Eagle Lovespoon Finished -- At Last

Finally I got up the gumption to finish the Eagle Lovespoon. Took long enough!

For those of you, like me, who have forgotten what the earlier photos looked like, you can go here and here.

So, when we last saw this spoon, about all I had left to do was to finish the kissing cranes, clean up the back and do a general cleanup overall. Carving the cranes went amazingly well. I was working on the very last piercing and had not broken anything! I was thinking, "By golly, I'm going to get through this whole spoon without a single break! Whereupon I broke it.

Aaarrgh! The knife slipped, went right through the neck and twisted breaking the neck in multiple pieces. Small pieces. My wife stopped me from head-butting the wall before I put a dent in it -- the wall, not my head. I was able to find enough of the pieces to put it back together with "The Carver's Best Friend", superglue.

After that, things went swimmingly.

As you can see, the only carving I did on the back of the spoon was on the clover leaves/hearts. The rest I just smoothed out with my knife and champfered the edges to give it a finished look. As with all my work I stayed well away from the devil's paper. The finish is straight from the knife. The "finish" was a coating of Williamsville Wax worked into the nooks and crannys with a toothbrush and a soft cloth.

So there you have it. It wasn't as difficult as I thought it would be due in large part to the knives made by my friend Carl Johnson, the Carver/Tuner From Nowhere.

Since I don't use a scroll saw to do the piercings, using only knives, my ability to do the knotwork like in the cranes necks would be severely limited if not impossible without these "micro" detail knives. So a big thanks to Carl.

Until next time, let the chips fly!


  1. That is a beautiful spoon Rovert! Man the detail!

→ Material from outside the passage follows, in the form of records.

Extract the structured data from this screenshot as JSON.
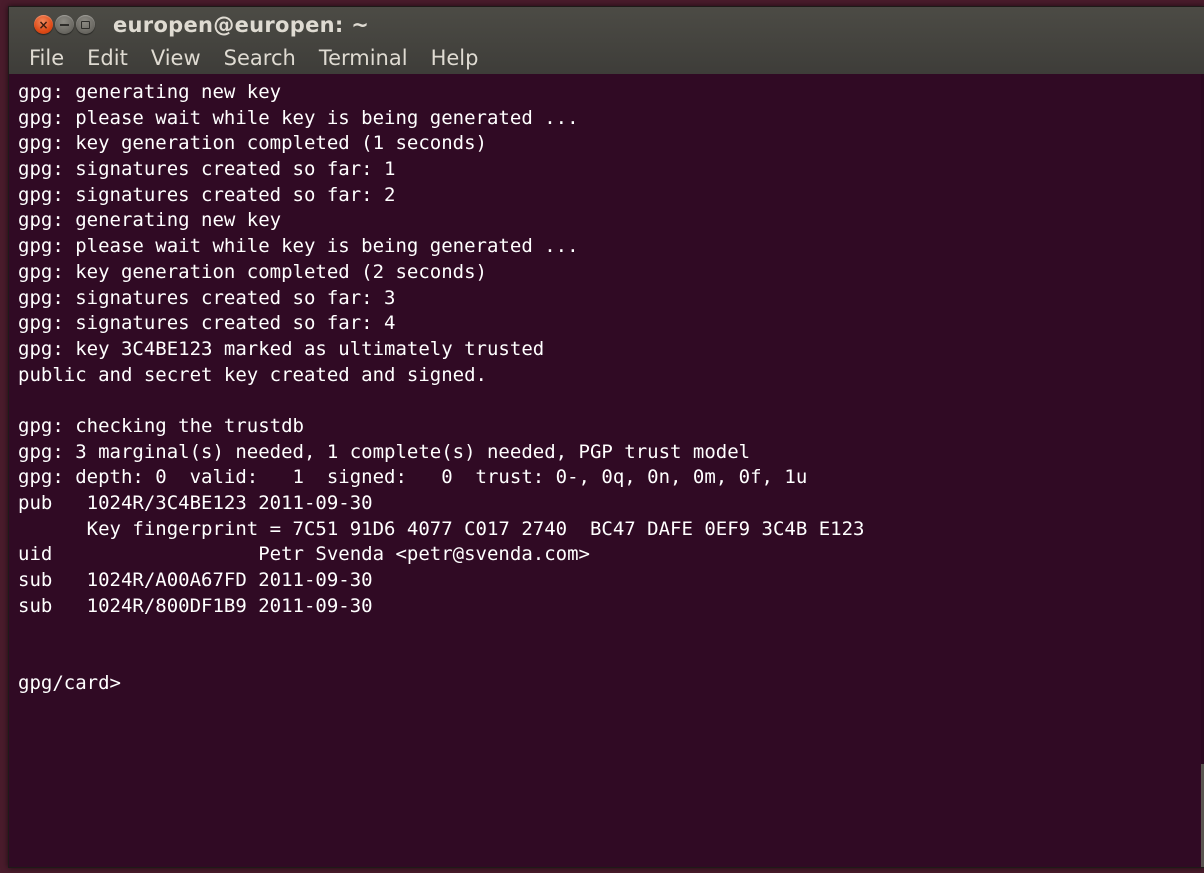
{
  "window": {
    "title": "europen@europen: ~",
    "buttons": {
      "close": "×"
    }
  },
  "menu": [
    "File",
    "Edit",
    "View",
    "Search",
    "Terminal",
    "Help"
  ],
  "terminal": {
    "lines": [
      "gpg: generating new key",
      "gpg: please wait while key is being generated ...",
      "gpg: key generation completed (1 seconds)",
      "gpg: signatures created so far: 1",
      "gpg: signatures created so far: 2",
      "gpg: generating new key",
      "gpg: please wait while key is being generated ...",
      "gpg: key generation completed (2 seconds)",
      "gpg: signatures created so far: 3",
      "gpg: signatures created so far: 4",
      "gpg: key 3C4BE123 marked as ultimately trusted",
      "public and secret key created and signed.",
      "",
      "gpg: checking the trustdb",
      "gpg: 3 marginal(s) needed, 1 complete(s) needed, PGP trust model",
      "gpg: depth: 0  valid:   1  signed:   0  trust: 0-, 0q, 0n, 0m, 0f, 1u",
      "pub   1024R/3C4BE123 2011-09-30",
      "      Key fingerprint = 7C51 91D6 4077 C017 2740  BC47 DAFE 0EF9 3C4B E123",
      "uid                  Petr Svenda <petr@svenda.com>",
      "sub   1024R/A00A67FD 2011-09-30",
      "sub   1024R/800DF1B9 2011-09-30",
      "",
      "",
      "gpg/card>"
    ]
  },
  "colors": {
    "terminal_bg": "#300a24",
    "terminal_fg": "#ffffff",
    "titlebar_bg": "#3e3d39",
    "close_button": "#df4a16"
  }
}
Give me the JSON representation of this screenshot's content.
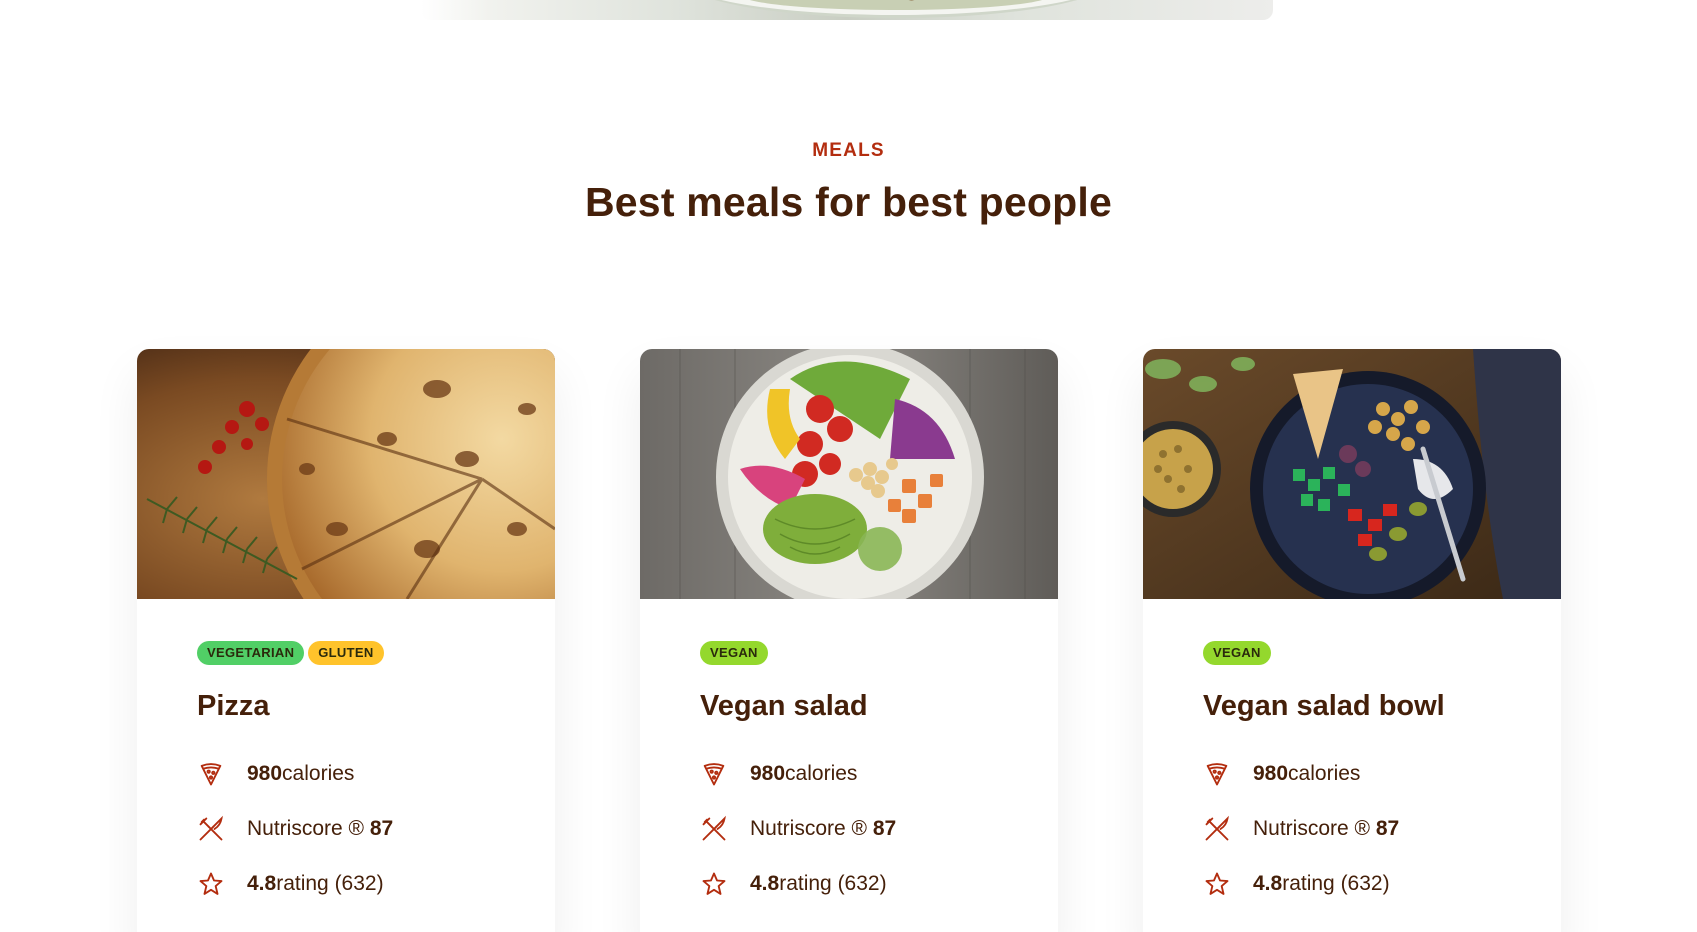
{
  "section": {
    "eyebrow": "MEALS",
    "title": "Best meals for best people"
  },
  "colors": {
    "accent": "#b32d0f",
    "heading": "#45200a",
    "tag_vegetarian": "#51cf66",
    "tag_vegan": "#94d82d",
    "tag_gluten": "#ffc32b"
  },
  "meals": [
    {
      "name": "Pizza",
      "tags": [
        "VEGETARIAN",
        "GLUTEN"
      ],
      "calories_value": "980",
      "calories_unit": "calories",
      "nutri_label": "Nutriscore ®",
      "nutri_value": "87",
      "rating_value": "4.8",
      "rating_text": "rating (632)",
      "image_icon": "pizza-photo"
    },
    {
      "name": "Vegan salad",
      "tags": [
        "VEGAN"
      ],
      "calories_value": "980",
      "calories_unit": "calories",
      "nutri_label": "Nutriscore ®",
      "nutri_value": "87",
      "rating_value": "4.8",
      "rating_text": "rating (632)",
      "image_icon": "salad-photo"
    },
    {
      "name": "Vegan salad bowl",
      "tags": [
        "VEGAN"
      ],
      "calories_value": "980",
      "calories_unit": "calories",
      "nutri_label": "Nutriscore ®",
      "nutri_value": "87",
      "rating_value": "4.8",
      "rating_text": "rating (632)",
      "image_icon": "salad-bowl-photo"
    }
  ],
  "icons": {
    "calories": "pizza-slice-icon",
    "nutriscore": "utensils-icon",
    "rating": "star-icon"
  }
}
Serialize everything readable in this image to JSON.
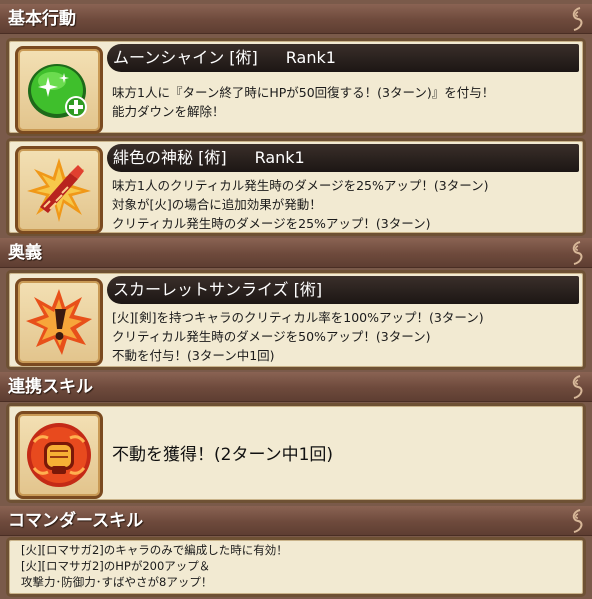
{
  "sections": {
    "basic": "基本行動",
    "ougi": "奥義",
    "renkei": "連携スキル",
    "commander": "コマンダースキル"
  },
  "skills": [
    {
      "icon": "green-sparkle-heal-icon",
      "title": "ムーンシャイン [術]",
      "rank": "Rank1",
      "lines": [
        "味方1人に『ターン終了時にHPが50回復する！(3ターン)』を付与！",
        "能力ダウンを解除！"
      ]
    },
    {
      "icon": "crimson-feather-sword-icon",
      "title": "緋色の神秘 [術]",
      "rank": "Rank1",
      "lines": [
        "味方1人のクリティカル発生時のダメージを25%アップ！(3ターン)",
        "対象が[火]の場合に追加効果が発動！",
        "クリティカル発生時のダメージを25%アップ！(3ターン)"
      ]
    }
  ],
  "ougi": {
    "icon": "exclamation-burst-icon",
    "title": "スカーレットサンライズ [術]",
    "lines": [
      "[火][剣]を持つキャラのクリティカル率を100%アップ！(3ターン)",
      "クリティカル発生時のダメージを50%アップ！(3ターン)",
      "不動を付与！(3ターン中1回)"
    ]
  },
  "renkei": {
    "icon": "fist-emblem-icon",
    "text": "不動を獲得！(2ターン中1回)"
  },
  "commander": {
    "lines": [
      "[火][ロマサガ2]のキャラのみで編成した時に有効！",
      "[火][ロマサガ2]のHPが200アップ＆",
      "攻撃力･防御力･すばやさが8アップ！"
    ]
  }
}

Looks like you recovered from the break well, don't think I could of, still would be crying!

  2. Nice save on the spoon--it's beautiful! As a fledgling carver, I'm glad to know that there's a way to salvage projects that might otherwise end up in the cut off bin.

  3. Thanks, Corey!

    Kari, that is why I do this blog. Most established carvers either don't make mistakes (yeah, right!) or they don't tell anyone about them. Not good for the marketing image.

    I want to show that most goofs are not fatal to the piece being worked on. There are ways to salvage them. You just need to show a little imagination and perseverance.


  4. The cranes are Awesome! On the blow up picture I got dizzy trying to follow the knoted necks! Wonderful! Oh! And I have had the worst luck with superglue. Then again the pieces I break off tend to be larger. Dispite my bad luck, I still keep a tube or two around ( for small cuts to my works better than bandaids)